Anywhere exciting. nothing comes to mind. I’ve been to some awesome places, but each is special in their own right
What shot are you proudest of in your portfolio to date?
I was hired by UEFA to shoot behind the scenes action at the L’viv Stadium in Ukraine for Euro 2012. L’viv is a city approximately 2 hours away from the capital, Kiev. You can imagine the excitement and feeling of achievement, but I was really nervous because my gear was so limited. I couldn’t afford any serious gear and had to cover the whole assignment with one very limiting camera, a Nikon D90 in an extremely intimidating atmosphere. Thankfully I got the job done well, and I got some great photos. But before all of that, I stopped off in Kiev to check it out. What a beautiful city. I’d go out and get lost for 6 or so hours just walking around and taking photos then slowly find my way back to the hotel. On the first day in Kiev, I went out and it was pouring with rain and freezing cold, but I was so excited that I was just taking photos of anything. This (below) is a photo of a drop of water falling off of my umbrella. It's silly, but I love it, especially as I got drenched trying to take the damn shot, and got lucky when that person walked right behind the drop as it was about to fall. It has so many meanings to me, and it reminds me of my excitement at getting that job!What tips do you have for aspiring photographers?

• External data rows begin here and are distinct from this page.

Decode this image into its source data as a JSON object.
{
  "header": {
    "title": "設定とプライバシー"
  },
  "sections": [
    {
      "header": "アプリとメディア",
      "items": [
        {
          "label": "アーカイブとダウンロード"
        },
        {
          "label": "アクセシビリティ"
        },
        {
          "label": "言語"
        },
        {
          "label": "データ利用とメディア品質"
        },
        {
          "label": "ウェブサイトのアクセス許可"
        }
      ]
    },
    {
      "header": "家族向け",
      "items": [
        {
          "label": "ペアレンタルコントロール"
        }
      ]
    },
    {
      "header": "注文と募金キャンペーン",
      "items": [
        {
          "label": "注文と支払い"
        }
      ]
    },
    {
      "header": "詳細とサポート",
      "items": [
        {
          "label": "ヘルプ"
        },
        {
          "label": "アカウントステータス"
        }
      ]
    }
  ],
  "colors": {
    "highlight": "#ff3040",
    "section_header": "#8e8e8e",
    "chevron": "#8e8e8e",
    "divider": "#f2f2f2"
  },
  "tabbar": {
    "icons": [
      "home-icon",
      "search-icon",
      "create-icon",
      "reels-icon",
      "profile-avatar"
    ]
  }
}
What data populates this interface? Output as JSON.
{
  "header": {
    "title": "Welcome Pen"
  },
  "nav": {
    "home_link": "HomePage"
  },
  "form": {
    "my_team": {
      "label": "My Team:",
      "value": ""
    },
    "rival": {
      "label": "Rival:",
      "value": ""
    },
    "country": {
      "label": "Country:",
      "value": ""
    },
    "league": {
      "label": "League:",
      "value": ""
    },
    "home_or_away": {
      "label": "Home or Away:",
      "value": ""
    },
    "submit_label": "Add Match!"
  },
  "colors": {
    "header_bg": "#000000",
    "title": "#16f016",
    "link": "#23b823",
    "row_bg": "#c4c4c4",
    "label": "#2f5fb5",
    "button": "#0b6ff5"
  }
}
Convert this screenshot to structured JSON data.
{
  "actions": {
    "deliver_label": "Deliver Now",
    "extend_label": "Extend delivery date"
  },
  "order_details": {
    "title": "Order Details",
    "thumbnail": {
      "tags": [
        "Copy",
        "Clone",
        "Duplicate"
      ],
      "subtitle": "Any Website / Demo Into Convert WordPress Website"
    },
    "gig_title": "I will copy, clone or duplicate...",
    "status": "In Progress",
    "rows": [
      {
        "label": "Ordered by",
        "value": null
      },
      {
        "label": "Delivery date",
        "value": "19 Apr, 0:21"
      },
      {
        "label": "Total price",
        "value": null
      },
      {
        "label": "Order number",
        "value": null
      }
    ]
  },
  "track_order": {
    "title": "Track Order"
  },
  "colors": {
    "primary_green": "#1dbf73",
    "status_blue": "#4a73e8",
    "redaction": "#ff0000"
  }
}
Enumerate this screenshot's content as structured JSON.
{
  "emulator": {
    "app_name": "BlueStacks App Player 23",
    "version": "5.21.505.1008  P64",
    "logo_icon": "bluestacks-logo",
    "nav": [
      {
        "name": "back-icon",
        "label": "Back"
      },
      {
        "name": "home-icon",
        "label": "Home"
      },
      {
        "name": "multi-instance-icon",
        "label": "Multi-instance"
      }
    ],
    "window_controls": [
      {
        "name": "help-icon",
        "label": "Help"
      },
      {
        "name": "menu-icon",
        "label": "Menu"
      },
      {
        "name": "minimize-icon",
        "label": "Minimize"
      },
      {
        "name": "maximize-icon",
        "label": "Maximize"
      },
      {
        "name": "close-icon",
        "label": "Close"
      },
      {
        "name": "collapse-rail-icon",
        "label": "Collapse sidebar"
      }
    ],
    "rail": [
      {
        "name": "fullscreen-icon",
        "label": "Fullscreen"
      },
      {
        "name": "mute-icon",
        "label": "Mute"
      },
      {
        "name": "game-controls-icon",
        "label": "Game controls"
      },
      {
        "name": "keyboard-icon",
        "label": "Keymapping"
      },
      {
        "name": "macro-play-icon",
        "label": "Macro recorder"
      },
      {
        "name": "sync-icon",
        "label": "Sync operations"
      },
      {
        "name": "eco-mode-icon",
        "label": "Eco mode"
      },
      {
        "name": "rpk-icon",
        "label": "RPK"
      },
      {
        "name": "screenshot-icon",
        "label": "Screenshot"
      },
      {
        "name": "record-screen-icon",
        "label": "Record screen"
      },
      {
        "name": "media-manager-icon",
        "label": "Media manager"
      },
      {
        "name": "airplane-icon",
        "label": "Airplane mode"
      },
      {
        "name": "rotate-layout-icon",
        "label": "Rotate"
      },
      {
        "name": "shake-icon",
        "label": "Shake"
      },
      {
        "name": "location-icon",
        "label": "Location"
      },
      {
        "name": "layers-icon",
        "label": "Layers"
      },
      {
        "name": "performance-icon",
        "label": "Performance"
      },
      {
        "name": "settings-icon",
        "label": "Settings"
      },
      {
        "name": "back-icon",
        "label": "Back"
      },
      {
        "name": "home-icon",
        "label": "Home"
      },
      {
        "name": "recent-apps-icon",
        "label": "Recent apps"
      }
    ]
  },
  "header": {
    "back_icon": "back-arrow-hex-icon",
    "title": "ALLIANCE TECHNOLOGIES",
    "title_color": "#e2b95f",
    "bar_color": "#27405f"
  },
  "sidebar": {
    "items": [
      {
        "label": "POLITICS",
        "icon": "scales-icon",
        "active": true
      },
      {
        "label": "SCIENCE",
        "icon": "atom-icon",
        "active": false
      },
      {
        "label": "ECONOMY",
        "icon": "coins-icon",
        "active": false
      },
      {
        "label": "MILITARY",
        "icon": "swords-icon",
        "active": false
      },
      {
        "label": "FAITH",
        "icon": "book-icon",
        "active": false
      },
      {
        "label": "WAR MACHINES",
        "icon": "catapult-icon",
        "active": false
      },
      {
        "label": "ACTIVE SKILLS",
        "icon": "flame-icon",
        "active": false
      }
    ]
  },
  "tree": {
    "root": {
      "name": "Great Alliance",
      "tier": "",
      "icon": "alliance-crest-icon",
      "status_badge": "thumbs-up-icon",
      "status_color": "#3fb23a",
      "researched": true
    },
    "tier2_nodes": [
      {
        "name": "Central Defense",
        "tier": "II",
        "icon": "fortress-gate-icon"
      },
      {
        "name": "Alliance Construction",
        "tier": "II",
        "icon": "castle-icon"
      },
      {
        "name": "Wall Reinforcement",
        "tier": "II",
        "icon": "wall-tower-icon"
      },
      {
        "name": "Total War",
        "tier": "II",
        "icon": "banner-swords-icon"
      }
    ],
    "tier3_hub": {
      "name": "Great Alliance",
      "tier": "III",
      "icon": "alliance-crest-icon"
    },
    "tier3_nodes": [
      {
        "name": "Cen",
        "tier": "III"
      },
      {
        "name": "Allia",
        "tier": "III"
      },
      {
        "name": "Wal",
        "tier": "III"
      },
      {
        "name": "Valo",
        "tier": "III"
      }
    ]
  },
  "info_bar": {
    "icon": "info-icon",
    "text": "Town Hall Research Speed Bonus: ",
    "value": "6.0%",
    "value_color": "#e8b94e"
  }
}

READ! READ READ READ READ. Read your camera’s manual, then buy the quick guides and read them too. Buy the stupid how-to books, then buy shitty photography magazines you find at airports - you’ll realise they are stupid and shitty when you’ve graduated to the likes of the British Journal of Photography, PDN Magazine and Ansel Adam’s 3 volumes. Move on to university text books. Buy photo-books by Taschen, try to re-create photos. Take courses, and then figure out they were stupid because you’ve graduated onto awesome courses like the Foundry Photojournalism Workshop, which is in Bali this year!!!
Most importantly, make time to go out and shoot for yourself. Come up with a personal project, and go for it, you’ll come out with a product once your done!
Main image by Marwan Bassiouni.